Component data from apps and pages:
>>>

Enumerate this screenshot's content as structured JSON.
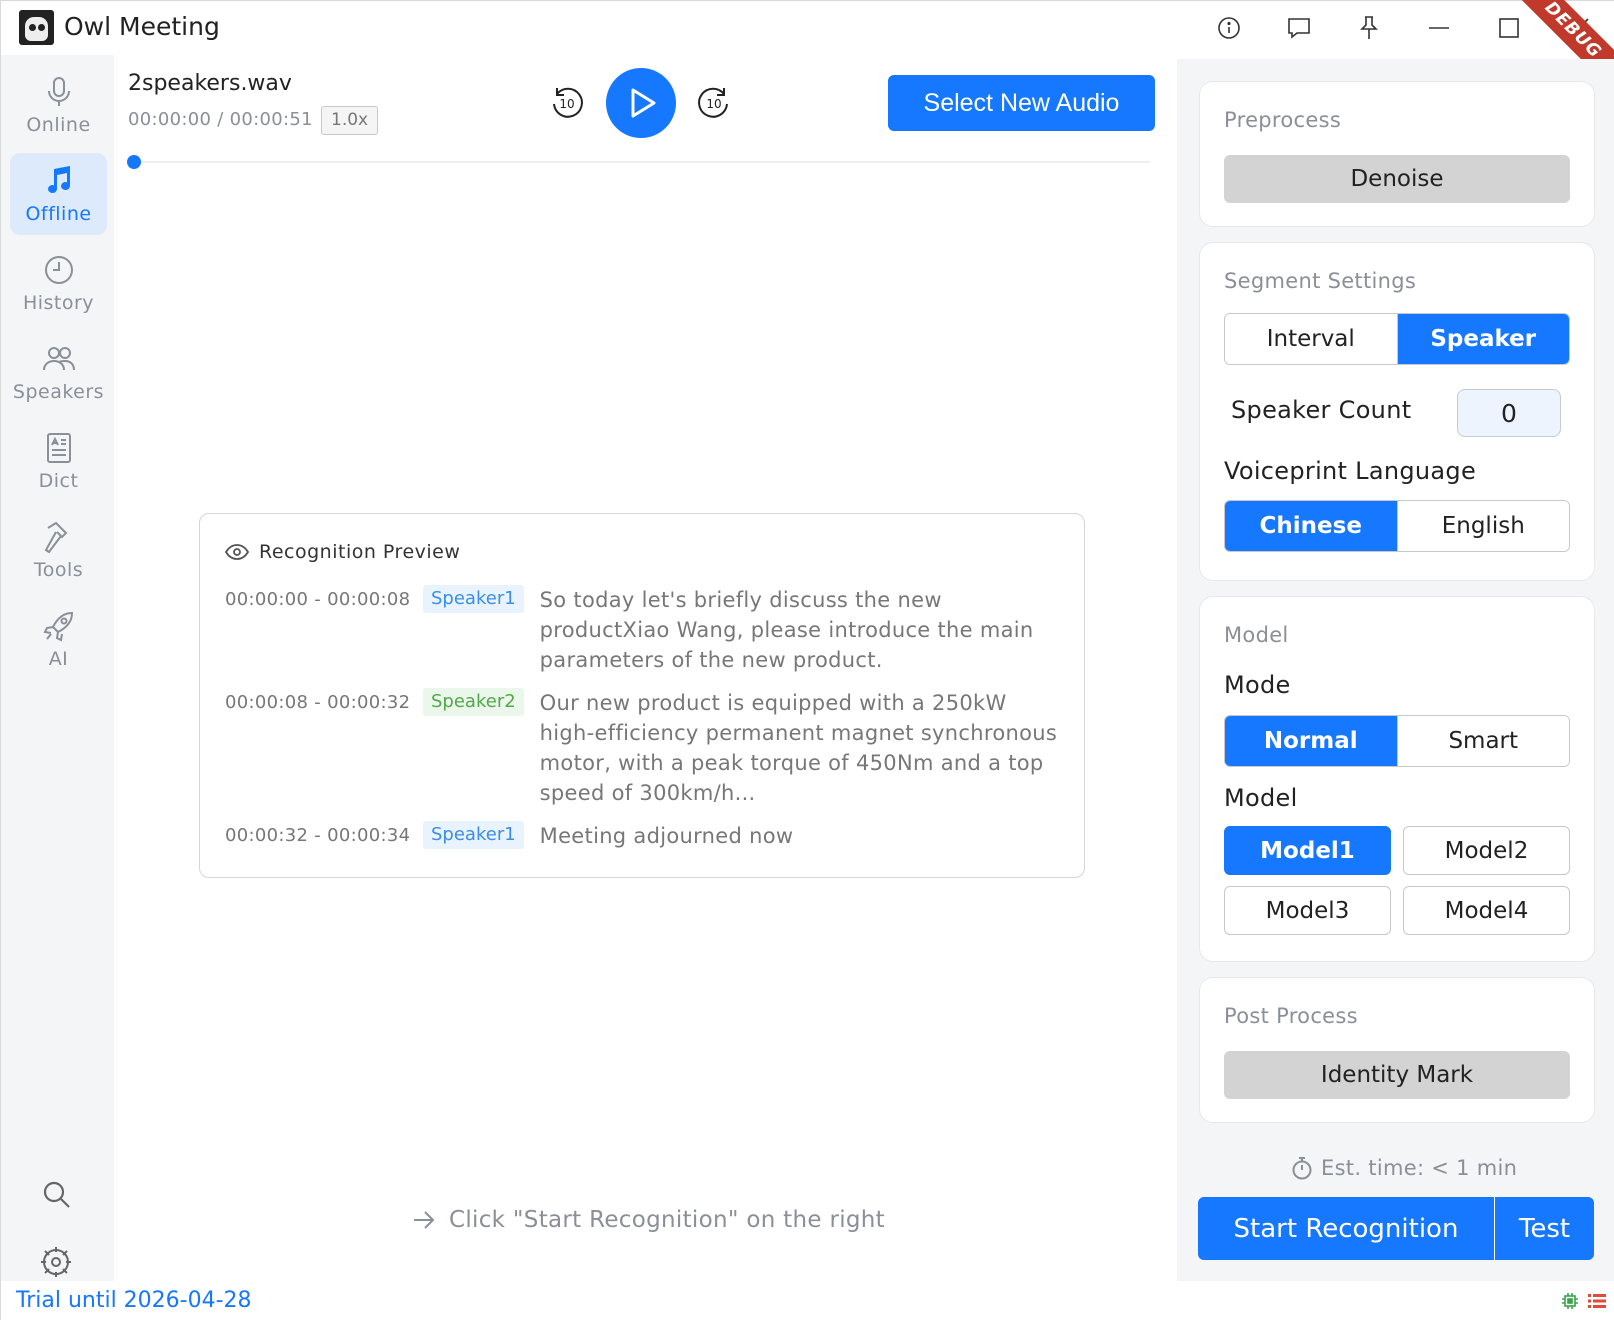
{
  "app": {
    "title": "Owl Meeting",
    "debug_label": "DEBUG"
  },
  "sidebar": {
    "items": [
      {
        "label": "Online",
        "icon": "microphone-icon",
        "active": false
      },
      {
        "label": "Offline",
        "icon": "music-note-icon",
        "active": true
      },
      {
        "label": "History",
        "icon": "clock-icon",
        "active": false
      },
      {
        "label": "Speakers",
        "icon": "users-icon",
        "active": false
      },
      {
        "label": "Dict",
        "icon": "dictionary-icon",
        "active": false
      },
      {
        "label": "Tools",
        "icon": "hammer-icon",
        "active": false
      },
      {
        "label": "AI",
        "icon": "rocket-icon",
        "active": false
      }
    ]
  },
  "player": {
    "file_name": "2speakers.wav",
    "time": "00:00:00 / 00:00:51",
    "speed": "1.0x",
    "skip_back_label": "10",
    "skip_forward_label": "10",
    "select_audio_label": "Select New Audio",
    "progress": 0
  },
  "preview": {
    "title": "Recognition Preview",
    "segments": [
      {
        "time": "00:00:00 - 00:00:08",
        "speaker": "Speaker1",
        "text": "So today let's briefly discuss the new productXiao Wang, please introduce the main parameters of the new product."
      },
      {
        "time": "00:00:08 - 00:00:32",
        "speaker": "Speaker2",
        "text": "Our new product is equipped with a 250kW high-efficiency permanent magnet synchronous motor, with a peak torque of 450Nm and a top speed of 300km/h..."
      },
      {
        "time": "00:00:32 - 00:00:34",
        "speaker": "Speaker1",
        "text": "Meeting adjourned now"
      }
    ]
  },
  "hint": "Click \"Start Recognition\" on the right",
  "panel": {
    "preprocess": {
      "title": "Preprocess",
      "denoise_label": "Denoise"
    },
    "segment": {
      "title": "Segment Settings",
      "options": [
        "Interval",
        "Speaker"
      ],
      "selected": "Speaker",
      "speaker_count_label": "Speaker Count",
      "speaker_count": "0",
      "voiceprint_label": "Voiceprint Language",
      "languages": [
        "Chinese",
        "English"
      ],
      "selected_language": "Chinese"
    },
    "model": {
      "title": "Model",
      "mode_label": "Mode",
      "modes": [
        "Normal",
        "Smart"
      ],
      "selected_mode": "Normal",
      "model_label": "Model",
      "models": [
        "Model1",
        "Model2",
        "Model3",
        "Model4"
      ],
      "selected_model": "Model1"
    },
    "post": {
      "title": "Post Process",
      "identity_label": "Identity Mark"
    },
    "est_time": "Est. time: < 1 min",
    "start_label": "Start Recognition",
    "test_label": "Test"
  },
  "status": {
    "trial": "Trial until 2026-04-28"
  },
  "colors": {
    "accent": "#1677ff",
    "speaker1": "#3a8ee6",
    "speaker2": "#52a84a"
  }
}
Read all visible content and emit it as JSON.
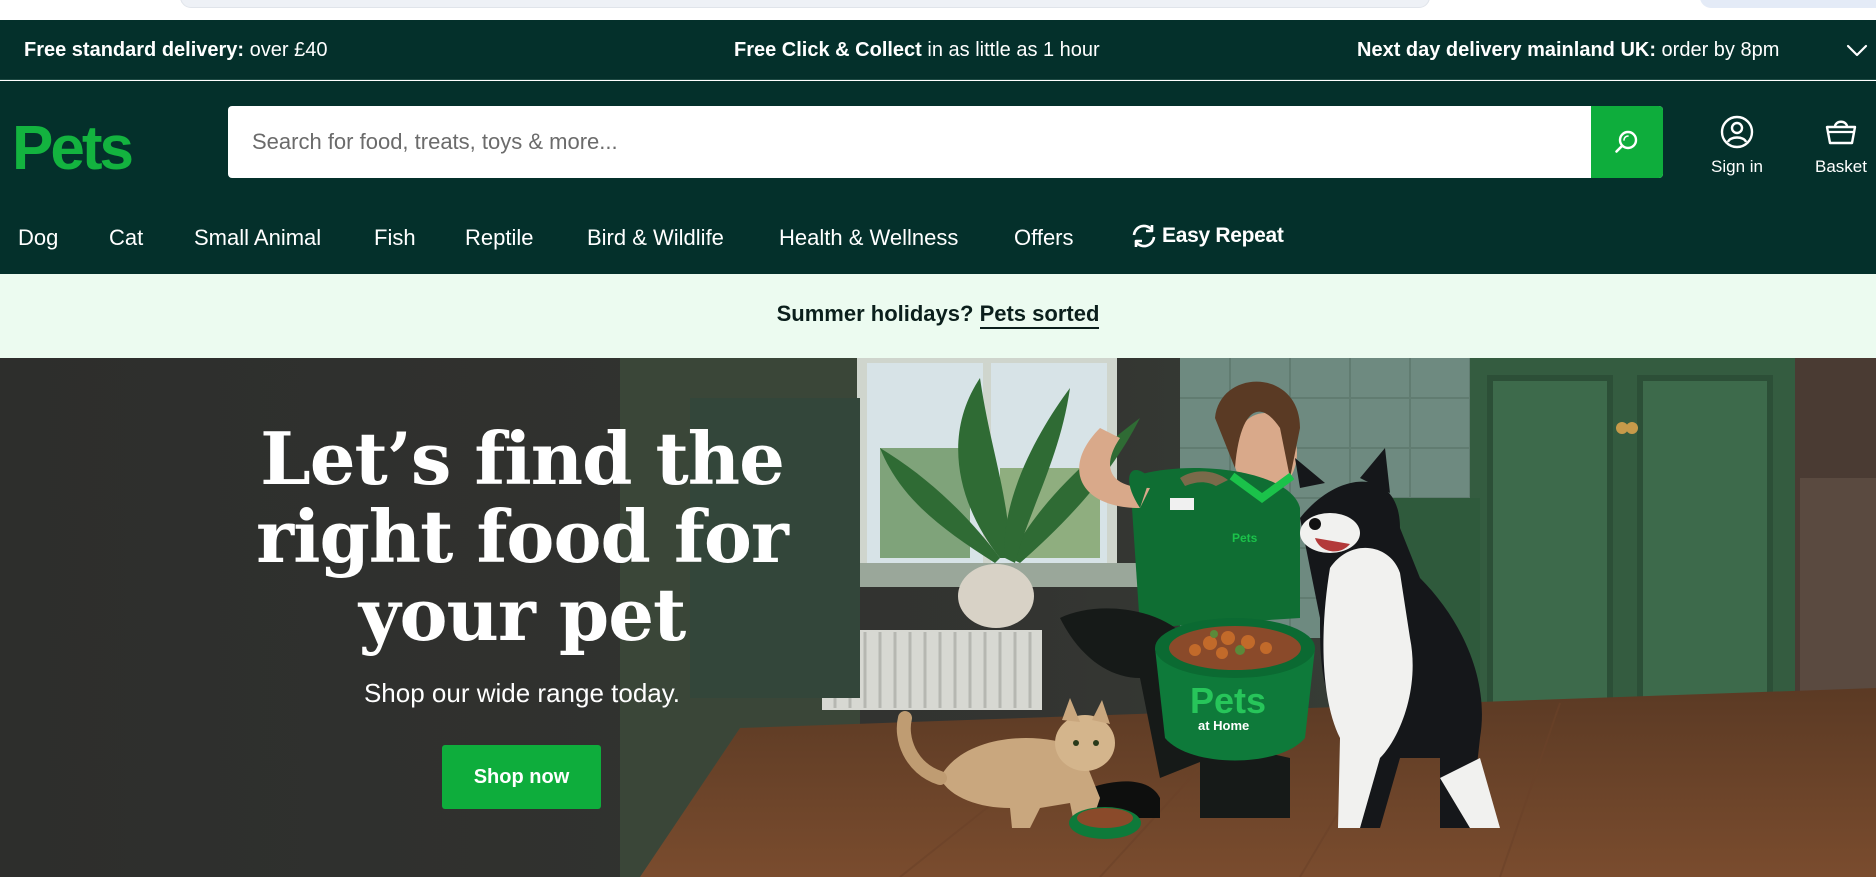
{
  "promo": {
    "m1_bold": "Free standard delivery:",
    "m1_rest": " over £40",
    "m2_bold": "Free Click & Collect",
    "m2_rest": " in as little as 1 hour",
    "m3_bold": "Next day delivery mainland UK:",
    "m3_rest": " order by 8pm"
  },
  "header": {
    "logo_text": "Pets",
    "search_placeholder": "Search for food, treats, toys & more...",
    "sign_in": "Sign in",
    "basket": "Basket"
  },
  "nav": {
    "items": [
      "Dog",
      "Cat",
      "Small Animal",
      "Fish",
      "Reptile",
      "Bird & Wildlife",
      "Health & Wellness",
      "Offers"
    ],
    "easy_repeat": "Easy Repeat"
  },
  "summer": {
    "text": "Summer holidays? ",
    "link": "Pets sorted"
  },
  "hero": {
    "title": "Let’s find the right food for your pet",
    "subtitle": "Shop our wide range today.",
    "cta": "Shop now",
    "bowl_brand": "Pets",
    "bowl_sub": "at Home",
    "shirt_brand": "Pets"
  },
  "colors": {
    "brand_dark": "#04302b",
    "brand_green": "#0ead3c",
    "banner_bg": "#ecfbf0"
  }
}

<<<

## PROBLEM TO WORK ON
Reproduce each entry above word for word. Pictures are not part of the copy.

## REPLY TO THE TASK
Enumerate this screenshot's content as structured JSON.
{
  "app": {
    "title": "Owl Meeting",
    "debug_label": "DEBUG"
  },
  "sidebar": {
    "items": [
      {
        "label": "Online",
        "icon": "microphone-icon",
        "active": false
      },
      {
        "label": "Offline",
        "icon": "music-note-icon",
        "active": true
      },
      {
        "label": "History",
        "icon": "clock-icon",
        "active": false
      },
      {
        "label": "Speakers",
        "icon": "users-icon",
        "active": false
      },
      {
        "label": "Dict",
        "icon": "dictionary-icon",
        "active": false
      },
      {
        "label": "Tools",
        "icon": "hammer-icon",
        "active": false
      },
      {
        "label": "AI",
        "icon": "rocket-icon",
        "active": false
      }
    ]
  },
  "player": {
    "file_name": "2speakers.wav",
    "time": "00:00:00 / 00:00:51",
    "speed": "1.0x",
    "skip_back_label": "10",
    "skip_forward_label": "10",
    "select_audio_label": "Select New Audio",
    "progress": 0
  },
  "preview": {
    "title": "Recognition Preview",
    "segments": [
      {
        "time": "00:00:00 - 00:00:08",
        "speaker": "Speaker1",
        "text": "So today let's briefly discuss the new productXiao Wang, please introduce the main parameters of the new product."
      },
      {
        "time": "00:00:08 - 00:00:32",
        "speaker": "Speaker2",
        "text": "Our new product is equipped with a 250kW high-efficiency permanent magnet synchronous motor, with a peak torque of 450Nm and a top speed of 300km/h..."
      },
      {
        "time": "00:00:32 - 00:00:34",
        "speaker": "Speaker1",
        "text": "Meeting adjourned now"
      }
    ]
  },
  "hint": "Click \"Start Recognition\" on the right",
  "panel": {
    "preprocess": {
      "title": "Preprocess",
      "denoise_label": "Denoise"
    },
    "segment": {
      "title": "Segment Settings",
      "options": [
        "Interval",
        "Speaker"
      ],
      "selected": "Speaker",
      "speaker_count_label": "Speaker Count",
      "speaker_count": "0",
      "voiceprint_label": "Voiceprint Language",
      "languages": [
        "Chinese",
        "English"
      ],
      "selected_language": "Chinese"
    },
    "model": {
      "title": "Model",
      "mode_label": "Mode",
      "modes": [
        "Normal",
        "Smart"
      ],
      "selected_mode": "Normal",
      "model_label": "Model",
      "models": [
        "Model1",
        "Model2",
        "Model3",
        "Model4"
      ],
      "selected_model": "Model1"
    },
    "post": {
      "title": "Post Process",
      "identity_label": "Identity Mark"
    },
    "est_time": "Est. time: < 1 min",
    "start_label": "Start Recognition",
    "test_label": "Test"
  },
  "status": {
    "trial": "Trial until 2026-04-28"
  },
  "colors": {
    "accent": "#1677ff",
    "speaker1": "#3a8ee6",
    "speaker2": "#52a84a"
  }
}
Read all visible content and emit it as JSON.
{
  "promo": {
    "m1_bold": "Free standard delivery:",
    "m1_rest": " over £40",
    "m2_bold": "Free Click & Collect",
    "m2_rest": " in as little as 1 hour",
    "m3_bold": "Next day delivery mainland UK:",
    "m3_rest": " order by 8pm"
  },
  "header": {
    "logo_text": "Pets",
    "search_placeholder": "Search for food, treats, toys & more...",
    "sign_in": "Sign in",
    "basket": "Basket"
  },
  "nav": {
    "items": [
      "Dog",
      "Cat",
      "Small Animal",
      "Fish",
      "Reptile",
      "Bird & Wildlife",
      "Health & Wellness",
      "Offers"
    ],
    "easy_repeat": "Easy Repeat"
  },
  "summer": {
    "text": "Summer holidays? ",
    "link": "Pets sorted"
  },
  "hero": {
    "title": "Let’s find the right food for your pet",
    "subtitle": "Shop our wide range today.",
    "cta": "Shop now",
    "bowl_brand": "Pets",
    "bowl_sub": "at Home",
    "shirt_brand": "Pets"
  },
  "colors": {
    "brand_dark": "#04302b",
    "brand_green": "#0ead3c",
    "banner_bg": "#ecfbf0"
  }
}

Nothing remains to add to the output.